#### [EXERCISE OBJECTIVE]
A word-for-word restatement of all the records is the required answer.
Content starts
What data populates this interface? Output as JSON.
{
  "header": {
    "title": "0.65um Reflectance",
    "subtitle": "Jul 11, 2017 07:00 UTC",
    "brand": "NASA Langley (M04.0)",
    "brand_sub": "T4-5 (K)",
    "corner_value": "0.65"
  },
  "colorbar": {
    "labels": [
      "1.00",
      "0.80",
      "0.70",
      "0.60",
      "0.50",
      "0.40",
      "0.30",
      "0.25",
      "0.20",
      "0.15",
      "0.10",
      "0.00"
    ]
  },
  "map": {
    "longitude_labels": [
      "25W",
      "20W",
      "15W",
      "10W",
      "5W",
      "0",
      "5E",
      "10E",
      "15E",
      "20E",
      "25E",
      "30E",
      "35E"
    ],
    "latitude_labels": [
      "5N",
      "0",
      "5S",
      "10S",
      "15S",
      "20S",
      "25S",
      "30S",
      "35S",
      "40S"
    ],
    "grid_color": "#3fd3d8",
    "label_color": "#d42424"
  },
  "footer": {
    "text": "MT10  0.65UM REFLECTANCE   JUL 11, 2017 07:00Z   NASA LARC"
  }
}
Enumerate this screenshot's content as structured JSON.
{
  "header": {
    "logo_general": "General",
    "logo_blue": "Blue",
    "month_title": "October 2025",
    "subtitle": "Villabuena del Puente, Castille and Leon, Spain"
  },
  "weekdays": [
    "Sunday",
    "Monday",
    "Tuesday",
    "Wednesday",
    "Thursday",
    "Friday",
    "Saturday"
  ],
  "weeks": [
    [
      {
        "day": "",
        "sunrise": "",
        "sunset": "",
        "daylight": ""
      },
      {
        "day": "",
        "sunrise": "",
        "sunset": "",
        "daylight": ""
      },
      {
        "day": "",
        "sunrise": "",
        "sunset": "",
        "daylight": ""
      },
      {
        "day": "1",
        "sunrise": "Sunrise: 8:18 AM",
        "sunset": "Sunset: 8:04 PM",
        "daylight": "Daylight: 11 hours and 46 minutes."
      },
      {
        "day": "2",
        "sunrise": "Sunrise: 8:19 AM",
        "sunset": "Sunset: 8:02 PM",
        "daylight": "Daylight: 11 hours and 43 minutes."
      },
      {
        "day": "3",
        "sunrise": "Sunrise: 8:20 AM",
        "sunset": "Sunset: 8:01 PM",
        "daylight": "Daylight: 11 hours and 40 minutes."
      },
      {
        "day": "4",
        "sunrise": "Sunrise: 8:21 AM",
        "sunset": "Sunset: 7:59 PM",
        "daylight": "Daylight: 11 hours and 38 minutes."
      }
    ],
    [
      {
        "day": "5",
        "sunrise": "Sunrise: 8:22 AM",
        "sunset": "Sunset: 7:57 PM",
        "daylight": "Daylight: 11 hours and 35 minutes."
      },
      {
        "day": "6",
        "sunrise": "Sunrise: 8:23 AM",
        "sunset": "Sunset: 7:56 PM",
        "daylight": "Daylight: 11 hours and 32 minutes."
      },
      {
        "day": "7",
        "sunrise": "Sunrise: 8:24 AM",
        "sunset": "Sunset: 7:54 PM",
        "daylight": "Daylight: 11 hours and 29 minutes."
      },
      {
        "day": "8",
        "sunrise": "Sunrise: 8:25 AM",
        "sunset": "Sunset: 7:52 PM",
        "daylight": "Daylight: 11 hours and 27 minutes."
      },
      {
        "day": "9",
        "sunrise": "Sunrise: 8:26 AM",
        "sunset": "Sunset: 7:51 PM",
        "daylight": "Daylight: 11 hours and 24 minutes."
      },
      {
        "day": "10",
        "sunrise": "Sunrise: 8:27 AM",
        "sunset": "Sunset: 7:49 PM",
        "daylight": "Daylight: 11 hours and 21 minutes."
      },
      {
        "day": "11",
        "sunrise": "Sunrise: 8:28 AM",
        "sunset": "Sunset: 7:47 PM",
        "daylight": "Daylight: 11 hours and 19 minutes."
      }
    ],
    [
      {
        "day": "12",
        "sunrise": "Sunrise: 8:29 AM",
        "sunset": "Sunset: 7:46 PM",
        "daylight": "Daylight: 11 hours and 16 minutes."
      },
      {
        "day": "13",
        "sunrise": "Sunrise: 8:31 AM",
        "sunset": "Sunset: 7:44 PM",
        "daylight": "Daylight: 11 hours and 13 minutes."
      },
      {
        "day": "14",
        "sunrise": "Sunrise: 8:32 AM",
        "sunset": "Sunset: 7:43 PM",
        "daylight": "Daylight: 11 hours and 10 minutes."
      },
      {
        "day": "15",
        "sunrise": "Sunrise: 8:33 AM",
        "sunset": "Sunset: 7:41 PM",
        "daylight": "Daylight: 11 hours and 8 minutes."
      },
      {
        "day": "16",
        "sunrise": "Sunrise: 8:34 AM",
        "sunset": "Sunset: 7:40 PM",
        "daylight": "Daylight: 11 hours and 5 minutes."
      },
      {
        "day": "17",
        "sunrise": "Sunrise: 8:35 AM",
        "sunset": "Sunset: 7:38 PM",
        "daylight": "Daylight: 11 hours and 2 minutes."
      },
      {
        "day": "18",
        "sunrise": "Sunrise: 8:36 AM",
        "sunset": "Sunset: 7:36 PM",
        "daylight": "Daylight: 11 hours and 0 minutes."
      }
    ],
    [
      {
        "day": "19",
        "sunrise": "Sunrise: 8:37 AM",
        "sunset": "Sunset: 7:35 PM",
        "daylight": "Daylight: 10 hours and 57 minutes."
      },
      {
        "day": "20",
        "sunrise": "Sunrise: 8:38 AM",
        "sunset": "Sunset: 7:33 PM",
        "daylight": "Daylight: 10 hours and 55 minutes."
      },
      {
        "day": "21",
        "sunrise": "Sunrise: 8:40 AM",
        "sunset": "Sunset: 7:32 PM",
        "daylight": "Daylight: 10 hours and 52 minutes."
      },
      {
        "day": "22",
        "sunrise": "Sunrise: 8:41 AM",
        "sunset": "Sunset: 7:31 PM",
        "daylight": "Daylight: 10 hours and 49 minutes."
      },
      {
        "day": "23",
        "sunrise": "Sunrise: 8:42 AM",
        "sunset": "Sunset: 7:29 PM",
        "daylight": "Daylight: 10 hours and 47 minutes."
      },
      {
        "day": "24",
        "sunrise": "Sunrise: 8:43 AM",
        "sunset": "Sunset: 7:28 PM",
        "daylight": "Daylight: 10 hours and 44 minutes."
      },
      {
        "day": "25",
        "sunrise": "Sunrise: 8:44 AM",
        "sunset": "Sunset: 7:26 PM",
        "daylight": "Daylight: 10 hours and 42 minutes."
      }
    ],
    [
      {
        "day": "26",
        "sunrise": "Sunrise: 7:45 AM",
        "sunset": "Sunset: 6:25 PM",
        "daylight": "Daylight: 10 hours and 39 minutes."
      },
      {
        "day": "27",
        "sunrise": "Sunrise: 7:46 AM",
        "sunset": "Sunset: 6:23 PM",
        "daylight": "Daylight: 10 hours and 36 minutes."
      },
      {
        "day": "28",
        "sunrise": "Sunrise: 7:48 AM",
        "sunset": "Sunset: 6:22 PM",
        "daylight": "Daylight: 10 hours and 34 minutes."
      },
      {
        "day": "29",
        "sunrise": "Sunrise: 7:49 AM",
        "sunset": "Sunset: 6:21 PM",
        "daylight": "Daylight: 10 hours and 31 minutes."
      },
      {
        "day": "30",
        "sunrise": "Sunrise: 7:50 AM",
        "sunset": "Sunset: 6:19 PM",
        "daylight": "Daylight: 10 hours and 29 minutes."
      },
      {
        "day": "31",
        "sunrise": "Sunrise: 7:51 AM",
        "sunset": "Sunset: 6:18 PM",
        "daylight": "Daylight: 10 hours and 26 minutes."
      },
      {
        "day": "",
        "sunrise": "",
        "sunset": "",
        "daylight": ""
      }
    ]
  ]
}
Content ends
#### [OUTPUT BELOW]
What data populates this interface? Output as JSON.
{
  "header": {
    "title": "0.65um Reflectance",
    "subtitle": "Jul 11, 2017 07:00 UTC",
    "brand": "NASA Langley (M04.0)",
    "brand_sub": "T4-5 (K)",
    "corner_value": "0.65"
  },
  "colorbar": {
    "labels": [
      "1.00",
      "0.80",
      "0.70",
      "0.60",
      "0.50",
      "0.40",
      "0.30",
      "0.25",
      "0.20",
      "0.15",
      "0.10",
      "0.00"
    ]
  },
  "map": {
    "longitude_labels": [
      "25W",
      "20W",
      "15W",
      "10W",
      "5W",
      "0",
      "5E",
      "10E",
      "15E",
      "20E",
      "25E",
      "30E",
      "35E"
    ],
    "latitude_labels": [
      "5N",
      "0",
      "5S",
      "10S",
      "15S",
      "20S",
      "25S",
      "30S",
      "35S",
      "40S"
    ],
    "grid_color": "#3fd3d8",
    "label_color": "#d42424"
  },
  "footer": {
    "text": "MT10  0.65UM REFLECTANCE   JUL 11, 2017 07:00Z   NASA LARC"
  }
}
Enumerate this screenshot's content as structured JSON.
{
  "header": {
    "logo_general": "General",
    "logo_blue": "Blue",
    "month_title": "October 2025",
    "subtitle": "Villabuena del Puente, Castille and Leon, Spain"
  },
  "weekdays": [
    "Sunday",
    "Monday",
    "Tuesday",
    "Wednesday",
    "Thursday",
    "Friday",
    "Saturday"
  ],
  "weeks": [
    [
      {
        "day": "",
        "sunrise": "",
        "sunset": "",
        "daylight": ""
      },
      {
        "day": "",
        "sunrise": "",
        "sunset": "",
        "daylight": ""
      },
      {
        "day": "",
        "sunrise": "",
        "sunset": "",
        "daylight": ""
      },
      {
        "day": "1",
        "sunrise": "Sunrise: 8:18 AM",
        "sunset": "Sunset: 8:04 PM",
        "daylight": "Daylight: 11 hours and 46 minutes."
      },
      {
        "day": "2",
        "sunrise": "Sunrise: 8:19 AM",
        "sunset": "Sunset: 8:02 PM",
        "daylight": "Daylight: 11 hours and 43 minutes."
      },
      {
        "day": "3",
        "sunrise": "Sunrise: 8:20 AM",
        "sunset": "Sunset: 8:01 PM",
        "daylight": "Daylight: 11 hours and 40 minutes."
      },
      {
        "day": "4",
        "sunrise": "Sunrise: 8:21 AM",
        "sunset": "Sunset: 7:59 PM",
        "daylight": "Daylight: 11 hours and 38 minutes."
      }
    ],
    [
      {
        "day": "5",
        "sunrise": "Sunrise: 8:22 AM",
        "sunset": "Sunset: 7:57 PM",
        "daylight": "Daylight: 11 hours and 35 minutes."
      },
      {
        "day": "6",
        "sunrise": "Sunrise: 8:23 AM",
        "sunset": "Sunset: 7:56 PM",
        "daylight": "Daylight: 11 hours and 32 minutes."
      },
      {
        "day": "7",
        "sunrise": "Sunrise: 8:24 AM",
        "sunset": "Sunset: 7:54 PM",
        "daylight": "Daylight: 11 hours and 29 minutes."
      },
      {
        "day": "8",
        "sunrise": "Sunrise: 8:25 AM",
        "sunset": "Sunset: 7:52 PM",
        "daylight": "Daylight: 11 hours and 27 minutes."
      },
      {
        "day": "9",
        "sunrise": "Sunrise: 8:26 AM",
        "sunset": "Sunset: 7:51 PM",
        "daylight": "Daylight: 11 hours and 24 minutes."
      },
      {
        "day": "10",
        "sunrise": "Sunrise: 8:27 AM",
        "sunset": "Sunset: 7:49 PM",
        "daylight": "Daylight: 11 hours and 21 minutes."
      },
      {
        "day": "11",
        "sunrise": "Sunrise: 8:28 AM",
        "sunset": "Sunset: 7:47 PM",
        "daylight": "Daylight: 11 hours and 19 minutes."
      }
    ],
    [
      {
        "day": "12",
        "sunrise": "Sunrise: 8:29 AM",
        "sunset": "Sunset: 7:46 PM",
        "daylight": "Daylight: 11 hours and 16 minutes."
      },
      {
        "day": "13",
        "sunrise": "Sunrise: 8:31 AM",
        "sunset": "Sunset: 7:44 PM",
        "daylight": "Daylight: 11 hours and 13 minutes."
      },
      {
        "day": "14",
        "sunrise": "Sunrise: 8:32 AM",
        "sunset": "Sunset: 7:43 PM",
        "daylight": "Daylight: 11 hours and 10 minutes."
      },
      {
        "day": "15",
        "sunrise": "Sunrise: 8:33 AM",
        "sunset": "Sunset: 7:41 PM",
        "daylight": "Daylight: 11 hours and 8 minutes."
      },
      {
        "day": "16",
        "sunrise": "Sunrise: 8:34 AM",
        "sunset": "Sunset: 7:40 PM",
        "daylight": "Daylight: 11 hours and 5 minutes."
      },
      {
        "day": "17",
        "sunrise": "Sunrise: 8:35 AM",
        "sunset": "Sunset: 7:38 PM",
        "daylight": "Daylight: 11 hours and 2 minutes."
      },
      {
        "day": "18",
        "sunrise": "Sunrise: 8:36 AM",
        "sunset": "Sunset: 7:36 PM",
        "daylight": "Daylight: 11 hours and 0 minutes."
      }
    ],
    [
      {
        "day": "19",
        "sunrise": "Sunrise: 8:37 AM",
        "sunset": "Sunset: 7:35 PM",
        "daylight": "Daylight: 10 hours and 57 minutes."
      },
      {
        "day": "20",
        "sunrise": "Sunrise: 8:38 AM",
        "sunset": "Sunset: 7:33 PM",
        "daylight": "Daylight: 10 hours and 55 minutes."
      },
      {
        "day": "21",
        "sunrise": "Sunrise: 8:40 AM",
        "sunset": "Sunset: 7:32 PM",
        "daylight": "Daylight: 10 hours and 52 minutes."
      },
      {
        "day": "22",
        "sunrise": "Sunrise: 8:41 AM",
        "sunset": "Sunset: 7:31 PM",
        "daylight": "Daylight: 10 hours and 49 minutes."
      },
      {
        "day": "23",
        "sunrise": "Sunrise: 8:42 AM",
        "sunset": "Sunset: 7:29 PM",
        "daylight": "Daylight: 10 hours and 47 minutes."
      },
      {
        "day": "24",
        "sunrise": "Sunrise: 8:43 AM",
        "sunset": "Sunset: 7:28 PM",
        "daylight": "Daylight: 10 hours and 44 minutes."
      },
      {
        "day": "25",
        "sunrise": "Sunrise: 8:44 AM",
        "sunset": "Sunset: 7:26 PM",
        "daylight": "Daylight: 10 hours and 42 minutes."
      }
    ],
    [
      {
        "day": "26",
        "sunrise": "Sunrise: 7:45 AM",
        "sunset": "Sunset: 6:25 PM",
        "daylight": "Daylight: 10 hours and 39 minutes."
      },
      {
        "day": "27",
        "sunrise": "Sunrise: 7:46 AM",
        "sunset": "Sunset: 6:23 PM",
        "daylight": "Daylight: 10 hours and 36 minutes."
      },
      {
        "day": "28",
        "sunrise": "Sunrise: 7:48 AM",
        "sunset": "Sunset: 6:22 PM",
        "daylight": "Daylight: 10 hours and 34 minutes."
      },
      {
        "day": "29",
        "sunrise": "Sunrise: 7:49 AM",
        "sunset": "Sunset: 6:21 PM",
        "daylight": "Daylight: 10 hours and 31 minutes."
      },
      {
        "day": "30",
        "sunrise": "Sunrise: 7:50 AM",
        "sunset": "Sunset: 6:19 PM",
        "daylight": "Daylight: 10 hours and 29 minutes."
      },
      {
        "day": "31",
        "sunrise": "Sunrise: 7:51 AM",
        "sunset": "Sunset: 6:18 PM",
        "daylight": "Daylight: 10 hours and 26 minutes."
      },
      {
        "day": "",
        "sunrise": "",
        "sunset": "",
        "daylight": ""
      }
    ]
  ]
}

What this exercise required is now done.